What have your kids been reading this week? Leave your link with Mr. Linky or a comment.

Kidlitosphere 2009 Conference

Pam, a.k.a. MotherReader, has officially announced that it's time to sign up for this year's Kidlitosphere Conference that will be held in Washington, D.C. on October 17th.

Taken directly from Pam,
The day starts with breakfast from 7:00 to 8:00 a.m, where you can catch up with old friends or meet new ones. The sessions go from 8:00 a.m. to 5:00 p.m. and will cover:
  • The Blog Within: An Interview With Your Inner Blogger
  • Building a Better Blog: Best Practices, Ideas, and Tips
  • Split Reviewer/Author Sessions:
    It’s All About the Book: Better Book Reviews
    It’s Not About Your Book: Writing Ideas for Blogging Authors
  • Split Reviewer/Author Sessions:
    Social Networking for Fun (and Profit?)
  • Authors, Publishers, Reviewers (and ARCs): A Panel Conversation
  • Coming Together, Giving Back: Building Community, Literacy, and the Reading Message (KidLitosphere Central/PBS/RIF/Literacy)
Read the rest of her post for more details.

There are a lot of awesome bloggers coming, so be sure to reserve your space! I plan on signing up as soon as I can secure childcare arrangements for the day.

Saturday, August 1, 2009

Maggie Stiefvater's Shiver now available.

In May, I reviewed Maggie Stiefvater's newest YA novel, Shiver, the love story of Grace and Sam, a girl and a werewolf. Here's what I said, "What I love about Maggie Stiefvater's writing, especially in Shiver, is that it's completely seamless: the transitions between the two main characters' points of view and the way that she brings werewolves into what seems like a perfectly normal world."

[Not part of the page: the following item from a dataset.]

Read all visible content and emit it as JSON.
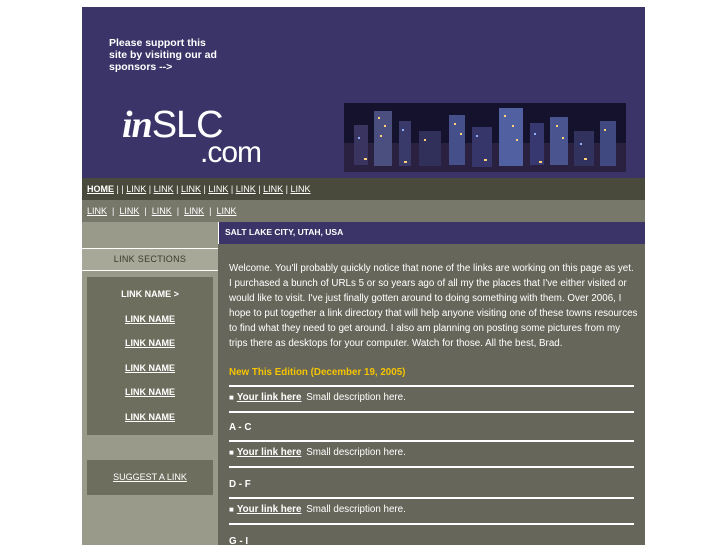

Well, Shiver's official release date is today, so go out and buy it! If you still need some convincing, read an excerpt or listen to Maggie Stiefvater reading the first two chapters here.

And if you're in the Williamsburg, VA area this Friday, help Maggie celebrate the release at her launch party.

Pennies for Elephants by Lita Judge

I've been a fan of Lita Judge's since reading her book One Thousand Tracings: Healing the Wounds of World War II, the beautiful story of how a community in the U.S. came together to send care packages to post-WWII German citizens. See my review here.

I was naturally excited to receive a copy of her latest book, Pennies for Elephants, and I wasn't disappointed.

This book, based on a true story, tells the story of two siblings, Dorothy and Henry--just two of the many children who helped raise $6,000 so the Franklin Park Zoo in Boston could buy three retired circus elephants in 1914. The kids had two months to raise the money before the circus extended the offer to other zoos in the nation. In today's standards, that would be nearly $130,000.

The lush illustrations take you right back to this time period, and newspaper clippings sprinkled throughout detail the progress the kids are making and build a sense of urgency as the deadline grows near. It will keep you on the edge of your seat until the very end, where kids will be likely to clap and cheer.

But the best thing about this book is its inspiring message. Kids from a city that was ethnically and racially divided joined together for a common cause. They gave every cent they had and organized fund-raising events, and without everyone's participation, they would have never achieved their goal.

Lita Judge is an extremely talented artist and storyteller, and Pennies for Elephants is a true gift to children's literature.

Download activities, get a timeline, look at old photographs and more at the author's site for Pennies for Elephants.

ISBN: 978-1423113904 | Hyperion Books for Children | June 9, 2009 |
Source: Copy from author